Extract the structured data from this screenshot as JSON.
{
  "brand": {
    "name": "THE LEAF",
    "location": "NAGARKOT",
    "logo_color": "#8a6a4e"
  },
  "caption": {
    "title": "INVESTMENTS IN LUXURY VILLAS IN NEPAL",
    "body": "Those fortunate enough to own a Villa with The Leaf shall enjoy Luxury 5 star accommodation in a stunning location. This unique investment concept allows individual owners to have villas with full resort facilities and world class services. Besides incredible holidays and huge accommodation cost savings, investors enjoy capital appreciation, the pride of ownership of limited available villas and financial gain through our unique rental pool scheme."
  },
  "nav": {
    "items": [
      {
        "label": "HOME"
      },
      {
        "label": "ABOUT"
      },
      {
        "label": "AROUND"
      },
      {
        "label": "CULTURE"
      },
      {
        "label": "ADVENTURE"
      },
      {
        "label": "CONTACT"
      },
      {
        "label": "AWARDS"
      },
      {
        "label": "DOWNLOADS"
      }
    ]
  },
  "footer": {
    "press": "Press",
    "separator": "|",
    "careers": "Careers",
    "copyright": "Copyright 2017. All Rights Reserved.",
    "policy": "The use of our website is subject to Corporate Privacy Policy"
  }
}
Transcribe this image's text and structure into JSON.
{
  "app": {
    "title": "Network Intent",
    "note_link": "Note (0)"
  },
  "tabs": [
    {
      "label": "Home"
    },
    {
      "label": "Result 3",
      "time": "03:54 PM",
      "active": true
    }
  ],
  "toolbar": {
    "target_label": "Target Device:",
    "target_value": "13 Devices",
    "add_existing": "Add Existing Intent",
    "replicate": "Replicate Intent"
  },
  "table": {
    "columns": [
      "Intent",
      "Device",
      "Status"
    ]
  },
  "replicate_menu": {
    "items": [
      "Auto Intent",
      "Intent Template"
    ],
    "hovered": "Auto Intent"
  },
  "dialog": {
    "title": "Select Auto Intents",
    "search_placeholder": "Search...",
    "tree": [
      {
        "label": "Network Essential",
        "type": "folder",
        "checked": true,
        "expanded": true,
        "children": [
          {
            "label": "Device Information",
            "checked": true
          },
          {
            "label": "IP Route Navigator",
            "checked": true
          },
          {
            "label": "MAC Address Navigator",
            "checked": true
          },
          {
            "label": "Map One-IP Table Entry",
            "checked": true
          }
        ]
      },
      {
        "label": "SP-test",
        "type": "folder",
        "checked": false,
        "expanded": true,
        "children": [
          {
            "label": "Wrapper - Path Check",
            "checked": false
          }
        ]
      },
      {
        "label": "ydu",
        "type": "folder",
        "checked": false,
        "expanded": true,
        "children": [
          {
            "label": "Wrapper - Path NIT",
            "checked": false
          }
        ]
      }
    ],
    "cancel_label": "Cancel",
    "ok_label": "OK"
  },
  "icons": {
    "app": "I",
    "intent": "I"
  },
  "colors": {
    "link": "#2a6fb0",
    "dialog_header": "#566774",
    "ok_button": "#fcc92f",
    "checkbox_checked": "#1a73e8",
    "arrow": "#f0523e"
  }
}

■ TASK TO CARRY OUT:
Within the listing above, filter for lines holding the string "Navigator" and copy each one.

■ WRITTEN RESPONSE:
            "label": "IP Route Navigator",
            "label": "MAC Address Navigator",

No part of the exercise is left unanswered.